Early bird. Get up early in the morning, like at 5am, and go straight to work on your most important task. You can often get more done before 8am than most people do in a day.
Cone of silence. Take a laptop with no network or WiFi access, and go to a place where you can work flat out without distractions, such as a library, park, coffee house, or your own backyard. Leave your comm gadgets behind.
Tempo. Deliberately pick up the pace, and try to move a little faster than usual. Speak faster. Walk faster. Type faster. Read faster. Go home sooner.
Relaxify. Reduce stress by cultivating a relaxing, clutter-free workspace.
Agendas. Provide clear written agendas to meeting participants in advance. This greatly improves meeting focus and efficiency. You can use it for phone calls too.
Pareto. The Pareto principle is the 80-20 rule, which states that 80% of the value of a task comes from 20% of the effort. Focus your energy on that critical 20%, and don’t overengineer the non-critical 80%.
Ready-fire-aim. Bust procrastination by taking action immediately after setting a goal, even if the action isn’t perfectly planned. You can always adjust course along the way.
Minuteman. Once you have the information you need to make a decision, start a timer and give yourself just 60 seconds to make the actual decision. Take a whole minute to vacillate and second-guess yourself all you want, but come out the other end with a clear choice. Once your decision is made, take some kind of action to set it in motion.
Deadline. Set a deadline for task completion, and use it as a focal point to stay on track.
Promise. Tell others of your commitments, since they’ll help hold you accountable.
Punctuality. Whatever it takes, show up on time. Arrive early.
Gap reading. Use reading to fill in those odd periods like waiting for an appointment, standing in line, or while the coffee is brewing. If you’re a male, you can even read an article while shaving (preferably with an electric razor). That’s 365 articles a year.
Resonance. Visualize your goal as already accomplished. Put yourself into a state of actually being there. Make it real in your mind, and you’ll soon see it in your reality.
Glittering prizes. Give yourself frequent rewards for achievement. See a movie, book a professional massage, or spend a day at an amusement park.
Quad 2. Separate the truly important tasks from the merely urgent. Allocate blocks of time to work on the critical Quadrant 2 tasks, those which are important but rarely urgent, such as physical exercise, writing a book, and finding a relationship partner.
Continuum. At the end of your workday, identify the first task you’ll work on the next day, and set out the materials in advance. The next day begin working on that task immediately.
Slice and dice. Break complex projects into smaller, well-defined tasks. Focus on completing just one of those tasks.
Single-handling. Once you begin a task, stick with it until it’s 100% complete. Don’t switch tasks in the middle. When distractions come up, jot them down to be dealt with later.
Randomize. Pick a totally random piece of a larger project, and complete it. Pay one random bill. Make one phone call. Write page 42 of your book.
Insanely bad. Defeat perfectionism by completing your task in an intentionally terrible fashion, knowing you need never share the results with anyone.

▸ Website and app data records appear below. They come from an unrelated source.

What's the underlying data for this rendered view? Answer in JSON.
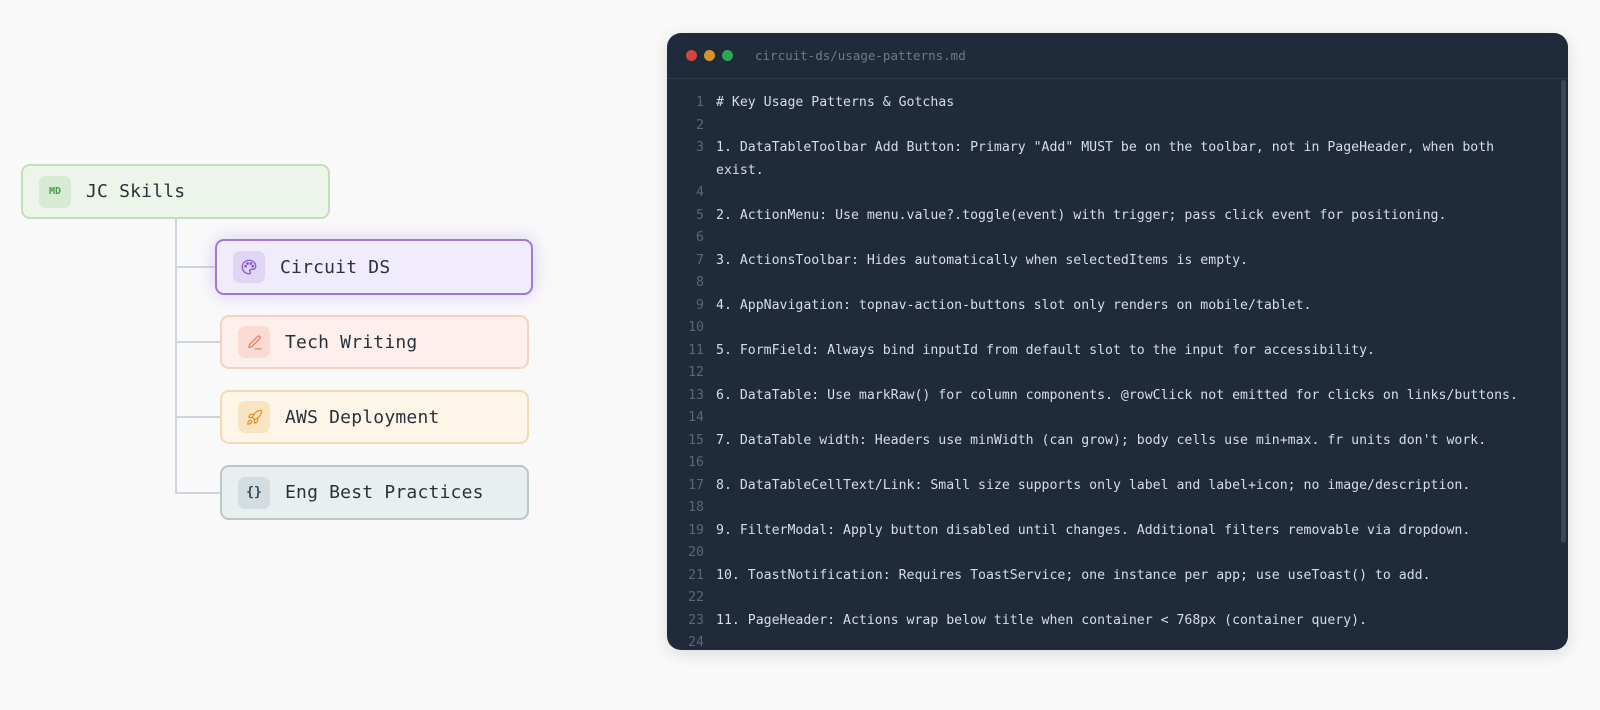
{
  "tree": {
    "root": {
      "badge": "MD",
      "label": "JC Skills"
    },
    "children": [
      {
        "label": "Circuit DS",
        "icon": "palette-icon"
      },
      {
        "label": "Tech Writing",
        "icon": "pencil-icon"
      },
      {
        "label": "AWS Deployment",
        "icon": "rocket-icon"
      },
      {
        "label": "Eng Best Practices",
        "icon": "braces-icon",
        "icon_text": "{}"
      }
    ]
  },
  "editor": {
    "filename": "circuit-ds/usage-patterns.md",
    "lines": [
      {
        "n": "1",
        "text": "# Key Usage Patterns & Gotchas"
      },
      {
        "n": "2",
        "text": ""
      },
      {
        "n": "3",
        "text": "1. DataTableToolbar Add Button: Primary \"Add\" MUST be on the toolbar, not in PageHeader, when both exist."
      },
      {
        "n": "4",
        "text": ""
      },
      {
        "n": "5",
        "text": "2. ActionMenu: Use menu.value?.toggle(event) with trigger; pass click event for positioning."
      },
      {
        "n": "6",
        "text": ""
      },
      {
        "n": "7",
        "text": "3. ActionsToolbar: Hides automatically when selectedItems is empty."
      },
      {
        "n": "8",
        "text": ""
      },
      {
        "n": "9",
        "text": "4. AppNavigation: topnav-action-buttons slot only renders on mobile/tablet."
      },
      {
        "n": "10",
        "text": ""
      },
      {
        "n": "11",
        "text": "5. FormField: Always bind inputId from default slot to the input for accessibility."
      },
      {
        "n": "12",
        "text": ""
      },
      {
        "n": "13",
        "text": "6. DataTable: Use markRaw() for column components. @rowClick not emitted for clicks on links/buttons."
      },
      {
        "n": "14",
        "text": ""
      },
      {
        "n": "15",
        "text": "7. DataTable width: Headers use minWidth (can grow); body cells use min+max. fr units don't work."
      },
      {
        "n": "16",
        "text": ""
      },
      {
        "n": "17",
        "text": "8. DataTableCellText/Link: Small size supports only label and label+icon; no image/description."
      },
      {
        "n": "18",
        "text": ""
      },
      {
        "n": "19",
        "text": "9. FilterModal: Apply button disabled until changes. Additional filters removable via dropdown."
      },
      {
        "n": "20",
        "text": ""
      },
      {
        "n": "21",
        "text": "10. ToastNotification: Requires ToastService; one instance per app; use useToast() to add."
      },
      {
        "n": "22",
        "text": ""
      },
      {
        "n": "23",
        "text": "11. PageHeader: Actions wrap below title when container < 768px (container query)."
      },
      {
        "n": "24",
        "text": ""
      }
    ]
  }
}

Write a blog post about the taste of salt, design a hideously dysfunctional web site, or create a business plan that guarantees a first-year bankruptcy. With a truly horrendous first draft, there’s nowhere to go but up.

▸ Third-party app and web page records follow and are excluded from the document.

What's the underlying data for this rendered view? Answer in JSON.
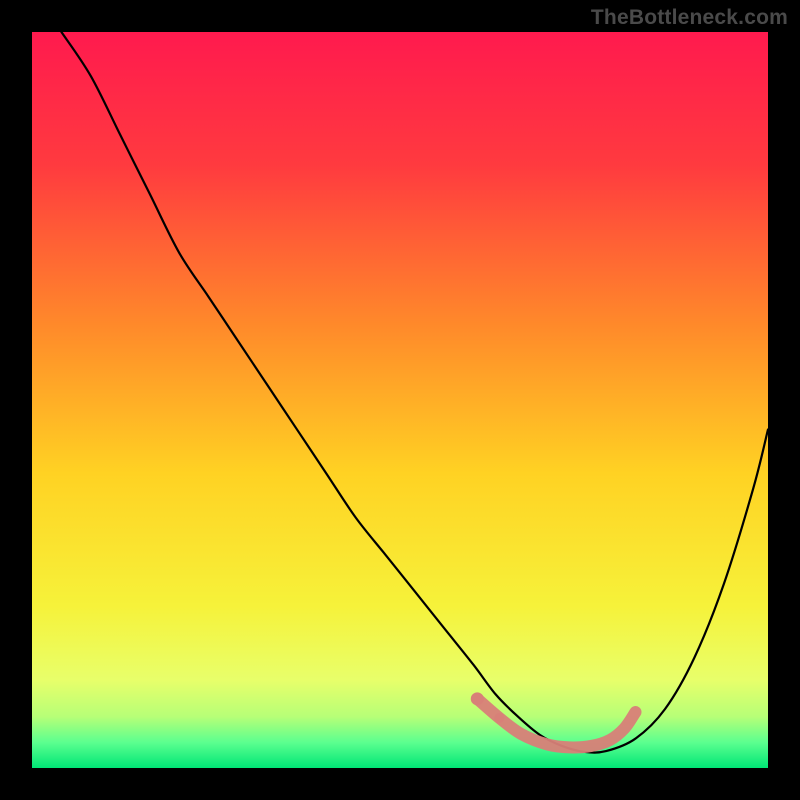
{
  "watermark": "TheBottleneck.com",
  "chart_data": {
    "type": "line",
    "title": "",
    "xlabel": "",
    "ylabel": "",
    "xlim": [
      0,
      100
    ],
    "ylim": [
      0,
      100
    ],
    "grid": false,
    "legend": "none",
    "background_gradient": {
      "stops": [
        {
          "offset": 0.0,
          "color": "#ff1a4e"
        },
        {
          "offset": 0.18,
          "color": "#ff3a3f"
        },
        {
          "offset": 0.4,
          "color": "#ff8a2a"
        },
        {
          "offset": 0.6,
          "color": "#ffd223"
        },
        {
          "offset": 0.78,
          "color": "#f6f23a"
        },
        {
          "offset": 0.88,
          "color": "#e8ff6a"
        },
        {
          "offset": 0.93,
          "color": "#b7ff77"
        },
        {
          "offset": 0.965,
          "color": "#5cff8f"
        },
        {
          "offset": 1.0,
          "color": "#00e676"
        }
      ]
    },
    "series": [
      {
        "name": "curve",
        "stroke": "#000000",
        "x": [
          4,
          8,
          12,
          16,
          20,
          24,
          28,
          32,
          36,
          40,
          44,
          48,
          52,
          56,
          60,
          63,
          66,
          69,
          72,
          75,
          78,
          82,
          86,
          90,
          94,
          98,
          100
        ],
        "y": [
          100,
          94,
          86,
          78,
          70,
          64,
          58,
          52,
          46,
          40,
          34,
          29,
          24,
          19,
          14,
          10,
          7,
          4.5,
          3,
          2.2,
          2.3,
          4,
          8,
          15,
          25,
          38,
          46
        ]
      },
      {
        "name": "trough-markers",
        "type": "scatter",
        "stroke": "#d88078",
        "fill": "#d88078",
        "x": [
          60.5,
          63.5,
          66.5,
          70.0,
          73.0,
          76.0,
          78.5,
          80.5,
          82.0
        ],
        "y": [
          9.4,
          6.8,
          4.6,
          3.2,
          2.8,
          3.0,
          3.8,
          5.4,
          7.6
        ]
      }
    ]
  }
}
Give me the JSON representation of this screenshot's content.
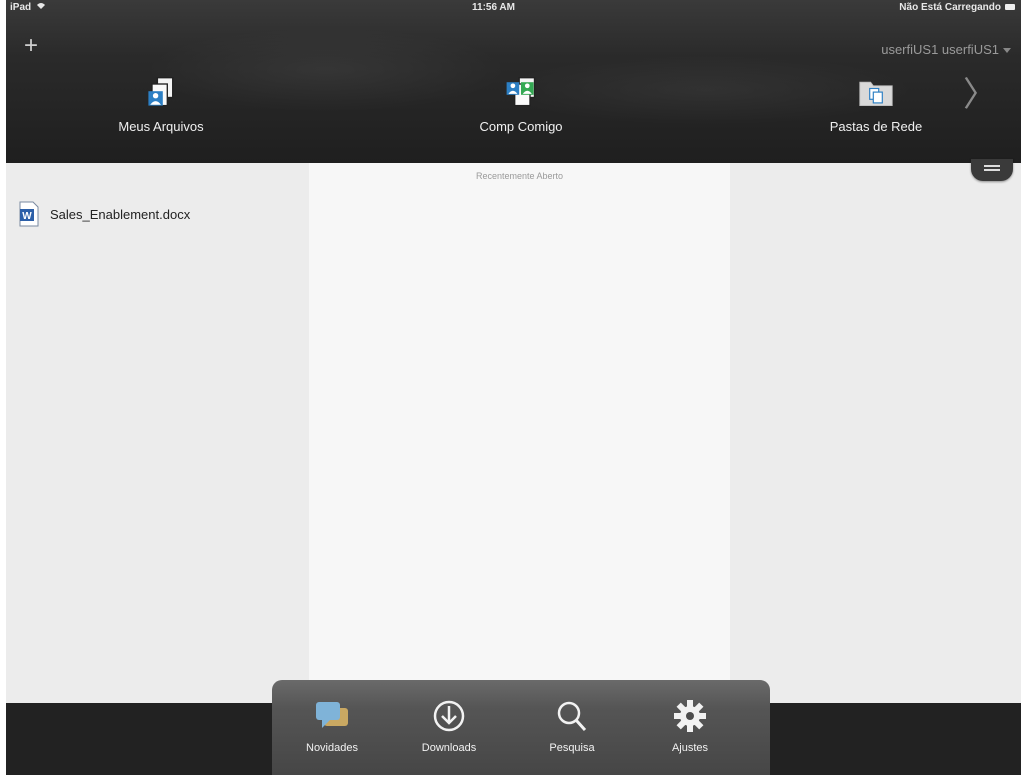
{
  "status_bar": {
    "device": "iPad",
    "time": "11:56 AM",
    "battery_text": "Não Está Carregando"
  },
  "header": {
    "add_icon": "plus-icon",
    "user": "userfiUS1 userfiUS1",
    "nav": [
      {
        "label": "Meus Arquivos",
        "icon": "my-files-icon"
      },
      {
        "label": "Comp Comigo",
        "icon": "shared-with-me-icon"
      },
      {
        "label": "Pastas de Rede",
        "icon": "network-folders-icon"
      }
    ]
  },
  "main": {
    "recent_caption": "Recentemente Aberto",
    "files": [
      {
        "name": "Sales_Enablement.docx",
        "icon": "word-document-icon"
      }
    ]
  },
  "dock": {
    "items": [
      {
        "label": "Novidades",
        "icon": "news-chat-icon"
      },
      {
        "label": "Downloads",
        "icon": "download-icon"
      },
      {
        "label": "Pesquisa",
        "icon": "search-icon"
      },
      {
        "label": "Ajustes",
        "icon": "gear-icon"
      }
    ]
  },
  "colors": {
    "header_bg": "#262626",
    "panel_bg": "#ececec",
    "center_bg": "#f7f7f7",
    "accent_blue": "#2c7fc4",
    "accent_green": "#34a853"
  }
}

30 days. Identify a new habit you’d like to form, and commit to sticking with it for just 30 days. A temporary commitment is much easier to keep than a permanent one.

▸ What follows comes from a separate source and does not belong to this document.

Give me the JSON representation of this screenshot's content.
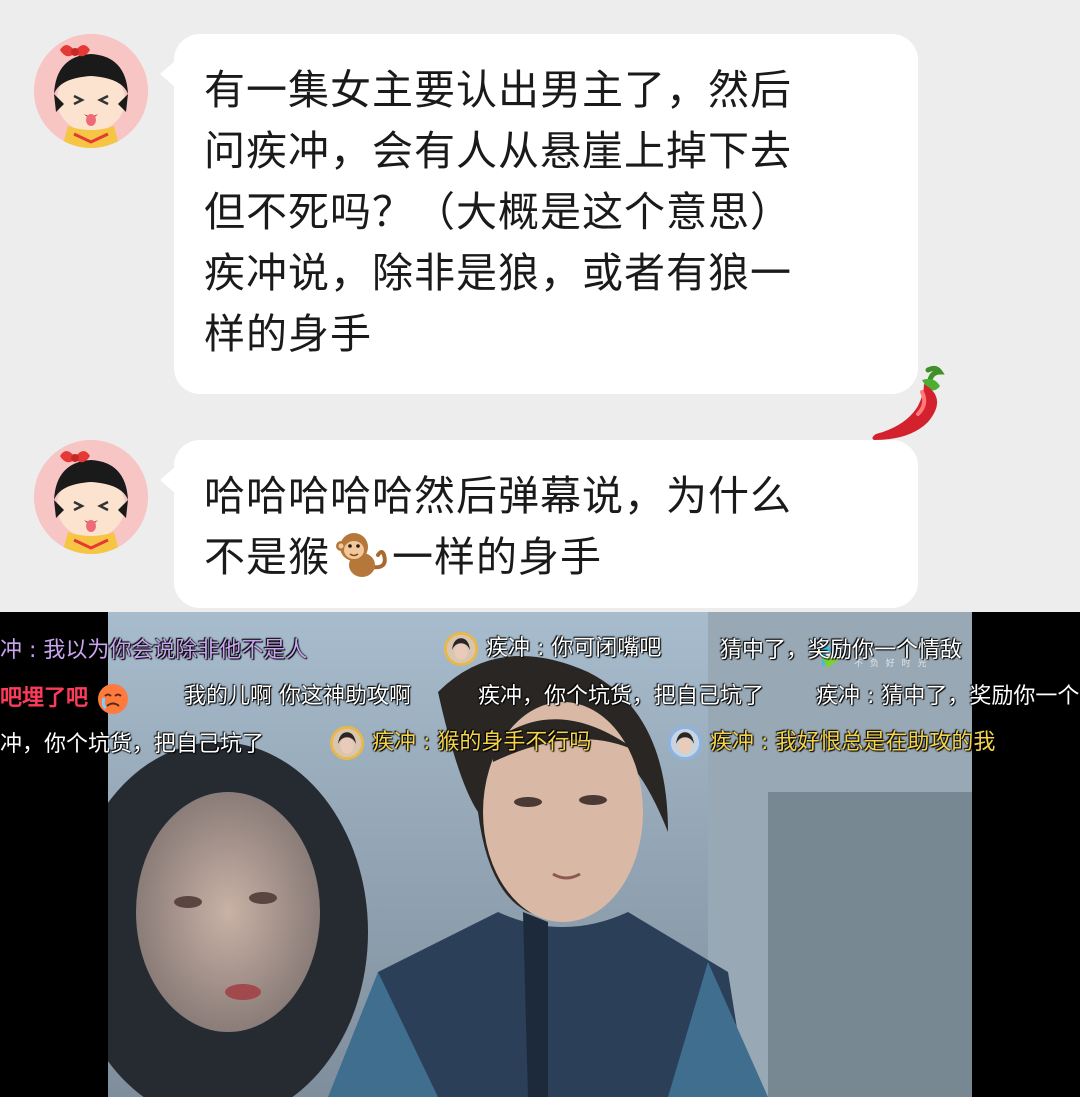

Delegate. Convince someone else to do it for you.
Cross-pollination. Sign up for martial arts, start a blog, or join an improv group. You’ll often encounter ideas in one field that can boost your performance in another.
Intuition. Go with your gut instinct. It’s probably right.
Optimization. Identify the processes you use most often, and write them down step-by-step. Refactor them on paper for greater efficiency. Then implement and test your improved processes. Sometimes we just can’t see what’s right in front of us until we examine it under a microscope.